Thursday, July 1, 2010

Chapter Reflection: Powerful Learning

I'm a very fast reader, but I took my time with the introduction and first chapter because I agreed with so much of the content, and saw many parallels to what I try to do in my art room. Insights from the intro: Today's worker will hold more than ten jobs before the age of forty and that new technical information is doubling every two years, and predicted to double every 72 hours by 2010. So, how can we continue to educate the same old way? We should use inquiry-based methods and a meta-cognitive approach.Insights from chapter 1 ("How Can We Teach for Meaningful Learning?"):firstly, multiple research projects prove the efficacy of meaning-oriented teaching for all students, not just for high-achievers; challenges include time, but also teachers need to carefully design scaffolds, make the tasks meaningful, and engage the students in "cognitive apprenticeship". So much of what I read was how I try to teach, or want to teach, my biggest limitation is time sequence (elementary art once a week for 45 minutes). I do find the issue of balancing "creating time" against "reflecting and discussion time" a problem, tending to give as much time as possible to creative process. Most of the projects discussed were group projects, which I love, but students want their own art to take home, too, another issue. 2 truths from pages 68, 69: "focus on process and tasks that allow students to see prowess not as a fixed trait but as a dynamic state that is primarily a function of the level of effort..." & "(PBL)practices are grounded in a conception of learning as developmental and a belief that all students will learn from experience and feedback, rather than being constrained by ability."

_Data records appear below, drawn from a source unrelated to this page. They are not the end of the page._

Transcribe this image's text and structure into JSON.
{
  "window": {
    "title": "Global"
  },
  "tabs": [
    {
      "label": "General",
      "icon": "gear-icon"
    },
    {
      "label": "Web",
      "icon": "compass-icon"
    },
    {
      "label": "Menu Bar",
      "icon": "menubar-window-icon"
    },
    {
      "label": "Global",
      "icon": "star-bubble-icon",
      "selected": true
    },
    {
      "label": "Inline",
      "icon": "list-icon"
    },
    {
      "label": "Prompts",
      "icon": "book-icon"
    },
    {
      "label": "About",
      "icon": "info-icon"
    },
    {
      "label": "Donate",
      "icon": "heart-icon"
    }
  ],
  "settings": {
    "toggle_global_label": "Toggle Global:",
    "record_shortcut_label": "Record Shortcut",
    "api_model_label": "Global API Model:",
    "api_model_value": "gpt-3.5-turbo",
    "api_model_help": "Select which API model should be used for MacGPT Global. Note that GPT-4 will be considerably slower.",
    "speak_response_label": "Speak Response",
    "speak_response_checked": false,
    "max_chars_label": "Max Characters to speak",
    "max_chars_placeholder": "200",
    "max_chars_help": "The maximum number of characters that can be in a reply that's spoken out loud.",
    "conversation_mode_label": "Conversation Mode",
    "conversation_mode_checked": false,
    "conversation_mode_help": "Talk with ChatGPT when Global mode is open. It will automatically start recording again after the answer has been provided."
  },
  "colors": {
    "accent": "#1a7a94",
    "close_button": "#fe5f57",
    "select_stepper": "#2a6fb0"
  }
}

No comments:

Post a Comment

The Sketchbook Project

The Sketchbook Project: 2011

About Me

My photo

The journey of process intrigues me and I am always changing it up.

Search This Blog